For concern 1 have you ever been to the campus. The learning is set up very well where it almost seems as if the professor is there. You can press a button where the professor see's you and can answer your question in real time. It's probably the best live distance learning available. For placements its gonna be rather similar other then the fact that UCB takes more experience students whereas CMU takes in many students who don't have any experience and still get them top jobs. So, I would say placements are rather similar. Curriculum of CMU is more well rounded because it is comprised of 4 schools rather then UCB's 1 business school. You have an extra semester of learning, where you could take up to 10 mini's. This would be a lot more learning! CMU also has one of the top machine learning programs in the world, so being able to take extra classes in that as long as you could find an online version. Both schools are very good so you really can't go wrong, but I would use CMU.Main things I'm concerned about:

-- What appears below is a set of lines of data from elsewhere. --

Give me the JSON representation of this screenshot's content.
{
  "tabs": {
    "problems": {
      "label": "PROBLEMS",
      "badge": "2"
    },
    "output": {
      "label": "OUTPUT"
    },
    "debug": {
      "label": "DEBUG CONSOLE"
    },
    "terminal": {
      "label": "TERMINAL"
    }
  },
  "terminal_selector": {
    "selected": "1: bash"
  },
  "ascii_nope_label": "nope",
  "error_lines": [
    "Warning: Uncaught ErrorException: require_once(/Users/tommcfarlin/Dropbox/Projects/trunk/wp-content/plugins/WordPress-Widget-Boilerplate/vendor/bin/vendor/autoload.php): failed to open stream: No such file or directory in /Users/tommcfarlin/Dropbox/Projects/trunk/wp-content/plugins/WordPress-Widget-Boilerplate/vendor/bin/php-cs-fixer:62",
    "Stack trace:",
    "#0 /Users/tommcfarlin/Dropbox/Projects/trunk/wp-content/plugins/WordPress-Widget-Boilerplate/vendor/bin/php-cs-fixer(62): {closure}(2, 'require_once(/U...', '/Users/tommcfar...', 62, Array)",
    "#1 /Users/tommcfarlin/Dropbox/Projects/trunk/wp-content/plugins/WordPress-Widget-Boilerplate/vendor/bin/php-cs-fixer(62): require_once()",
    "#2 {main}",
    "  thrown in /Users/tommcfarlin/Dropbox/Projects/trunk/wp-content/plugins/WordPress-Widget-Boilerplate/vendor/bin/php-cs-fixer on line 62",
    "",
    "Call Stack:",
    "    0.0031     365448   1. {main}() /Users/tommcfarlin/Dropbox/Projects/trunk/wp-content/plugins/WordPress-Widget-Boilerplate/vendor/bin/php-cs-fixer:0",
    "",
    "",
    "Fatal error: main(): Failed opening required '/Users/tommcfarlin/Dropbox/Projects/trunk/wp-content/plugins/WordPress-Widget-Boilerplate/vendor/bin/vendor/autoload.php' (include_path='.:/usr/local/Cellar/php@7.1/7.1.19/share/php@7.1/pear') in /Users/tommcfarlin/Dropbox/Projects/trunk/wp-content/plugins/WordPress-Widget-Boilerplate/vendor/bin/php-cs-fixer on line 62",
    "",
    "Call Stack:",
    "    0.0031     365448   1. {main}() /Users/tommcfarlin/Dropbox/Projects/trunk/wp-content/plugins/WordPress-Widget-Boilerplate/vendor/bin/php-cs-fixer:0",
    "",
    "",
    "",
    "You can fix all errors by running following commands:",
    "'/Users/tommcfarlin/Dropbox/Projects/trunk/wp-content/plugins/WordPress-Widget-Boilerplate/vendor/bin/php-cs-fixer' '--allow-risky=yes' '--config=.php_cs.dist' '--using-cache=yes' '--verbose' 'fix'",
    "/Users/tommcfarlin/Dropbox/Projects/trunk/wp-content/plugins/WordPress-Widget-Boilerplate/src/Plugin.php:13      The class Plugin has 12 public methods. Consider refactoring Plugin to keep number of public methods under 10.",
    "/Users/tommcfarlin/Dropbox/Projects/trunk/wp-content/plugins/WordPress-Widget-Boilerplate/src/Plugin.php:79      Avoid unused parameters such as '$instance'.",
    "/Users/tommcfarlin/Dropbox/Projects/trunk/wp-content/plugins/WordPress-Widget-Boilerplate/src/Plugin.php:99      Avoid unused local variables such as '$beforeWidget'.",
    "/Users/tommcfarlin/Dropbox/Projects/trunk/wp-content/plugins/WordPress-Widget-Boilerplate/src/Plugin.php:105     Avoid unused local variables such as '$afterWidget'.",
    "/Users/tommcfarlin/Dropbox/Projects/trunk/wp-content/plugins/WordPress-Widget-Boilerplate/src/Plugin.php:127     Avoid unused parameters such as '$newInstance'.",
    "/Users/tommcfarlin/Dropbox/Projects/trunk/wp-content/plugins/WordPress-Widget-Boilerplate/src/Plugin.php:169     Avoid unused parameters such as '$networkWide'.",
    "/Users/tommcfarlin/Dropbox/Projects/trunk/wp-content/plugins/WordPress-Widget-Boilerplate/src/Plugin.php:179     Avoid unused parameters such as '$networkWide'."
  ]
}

1. there'll be online video lectures at the CMU NY campus v/s the in-person lectures at UCB.
Actually UCB MFE focuses less on GPA. I know some guy with GPA 3.3 gets admission. I think 3.1 also has chances.My biggest weakness is a low GPA (3.1), otherwise work and research experience is solid. Which reputable masters programs are the most amenable to that?
If you don’t mind me asking, which ones were those?CMU, NYU Courant, Cornell, Baruch were most open to my application as a non-traditional student. I didn’t have a great time w Ivy / top ranked data science and MFin. A few even said they were interested in 22 year olds w perfect GPAs and 170 GRE Q.
CS is really hot recently... Top CS master like CMU is extremely hard to get in. Many candidates has 3.8 GPA, high GRE and over 1 top publication.I'm more interested in just CS, Applied Math, and Stats Masters programs than MFE stuff because I want to do buy-side signal generation and they tend to value that more from what I've seen. Does the same from above apply? Or would those programs be more competitive
i have an extremely poor cs gpa but a strong math gpa. this is more because i had zero interest in CS at the time because the way our school taught the earlier CS classes wasn't very quantitative at allcs masters are really easy to get into even for top schools cuz they are cash cow programs. most failed candidates don't have required prerequisites or performed poorly on undergrad cs classes. candidates with relevant experience, e.g. fang sde internships, can get into cs masters with 0 problem. publications are overrated for master programs most of which are just taught masters. of cos, why do they even need a master degree if they are already working at fang.
I think my undergrad college can top that. They taught us Fortran 95 back in 2004 for our CS101 and vim as the only IDE. Some hard core CS profs who genuinely enjoyed torturing the entire undergrad batch. From what I hear, they thankfully moved to Java later on and now Python, but I can relatei have an extremely poor cs gpa but a strong math gpa. this is more because i had zero interest in CS at the time because the way our school taught the earlier CS classes wasn't very quantitative at all